:: Assigned task ::
Working through the entries below, find how many lines include the string "Total"; give only that number.

┄┄┄┄┄┄┄┄┄┄┄┄┄┄┄┄┄┄┄┄

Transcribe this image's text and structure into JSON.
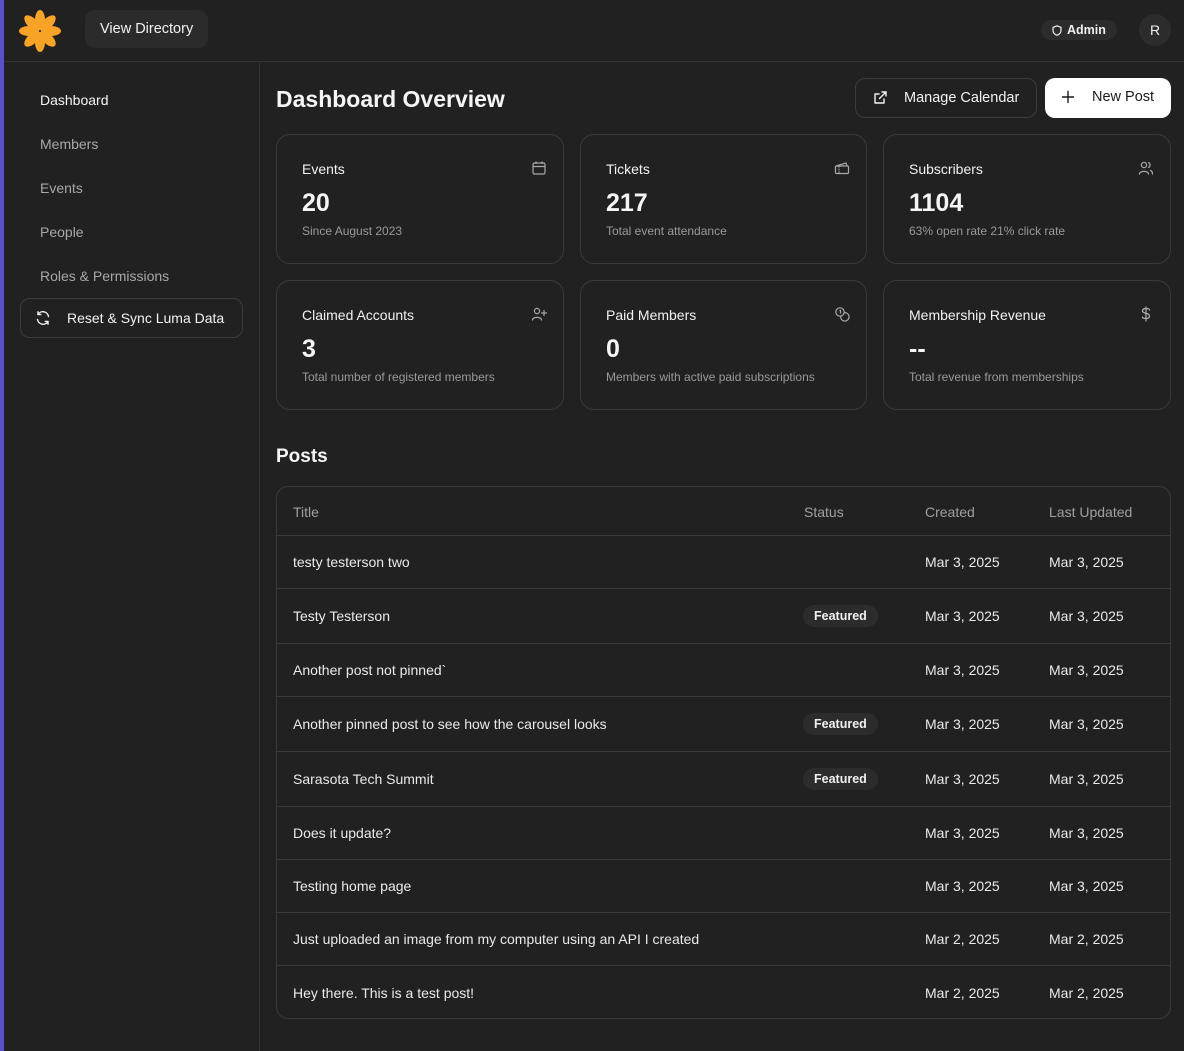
{
  "header": {
    "view_directory_label": "View Directory",
    "admin_label": "Admin",
    "avatar_initial": "R"
  },
  "sidebar": {
    "items": [
      {
        "label": "Dashboard",
        "active": true
      },
      {
        "label": "Members",
        "active": false
      },
      {
        "label": "Events",
        "active": false
      },
      {
        "label": "People",
        "active": false
      },
      {
        "label": "Roles & Permissions",
        "active": false
      }
    ],
    "sync_label": "Reset & Sync Luma Data"
  },
  "main": {
    "title": "Dashboard Overview",
    "manage_calendar_label": "Manage Calendar",
    "new_post_label": "New Post"
  },
  "cards": [
    {
      "title": "Events",
      "value": "20",
      "subtitle": "Since August 2023",
      "icon": "calendar-icon"
    },
    {
      "title": "Tickets",
      "value": "217",
      "subtitle": "Total event attendance",
      "icon": "ticket-icon"
    },
    {
      "title": "Subscribers",
      "value": "1104",
      "subtitle": "63% open rate 21% click rate",
      "icon": "users-icon"
    },
    {
      "title": "Claimed Accounts",
      "value": "3",
      "subtitle": "Total number of registered members",
      "icon": "user-plus-icon"
    },
    {
      "title": "Paid Members",
      "value": "0",
      "subtitle": "Members with active paid subscriptions",
      "icon": "coins-icon"
    },
    {
      "title": "Membership Revenue",
      "value": "--",
      "subtitle": "Total revenue from memberships",
      "icon": "dollar-icon"
    }
  ],
  "posts": {
    "title": "Posts",
    "columns": [
      "Title",
      "Status",
      "Created",
      "Last Updated"
    ],
    "rows": [
      {
        "title": "testy testerson two",
        "status": "",
        "created": "Mar 3, 2025",
        "updated": "Mar 3, 2025"
      },
      {
        "title": "Testy Testerson",
        "status": "Featured",
        "created": "Mar 3, 2025",
        "updated": "Mar 3, 2025"
      },
      {
        "title": "Another post not pinned`",
        "status": "",
        "created": "Mar 3, 2025",
        "updated": "Mar 3, 2025"
      },
      {
        "title": "Another pinned post to see how the carousel looks",
        "status": "Featured",
        "created": "Mar 3, 2025",
        "updated": "Mar 3, 2025"
      },
      {
        "title": "Sarasota Tech Summit",
        "status": "Featured",
        "created": "Mar 3, 2025",
        "updated": "Mar 3, 2025"
      },
      {
        "title": "Does it update?",
        "status": "",
        "created": "Mar 3, 2025",
        "updated": "Mar 3, 2025"
      },
      {
        "title": "Testing home page",
        "status": "",
        "created": "Mar 3, 2025",
        "updated": "Mar 3, 2025"
      },
      {
        "title": "Just uploaded an image from my computer using an API I created",
        "status": "",
        "created": "Mar 2, 2025",
        "updated": "Mar 2, 2025"
      },
      {
        "title": "Hey there. This is a test post!",
        "status": "",
        "created": "Mar 2, 2025",
        "updated": "Mar 2, 2025"
      }
    ]
  },
  "colors": {
    "background": "#212121",
    "accent_bar": "#5b4fcf",
    "logo": "#f7a325"
  }
}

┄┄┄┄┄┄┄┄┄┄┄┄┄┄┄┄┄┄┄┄

:: Exercise result ::
3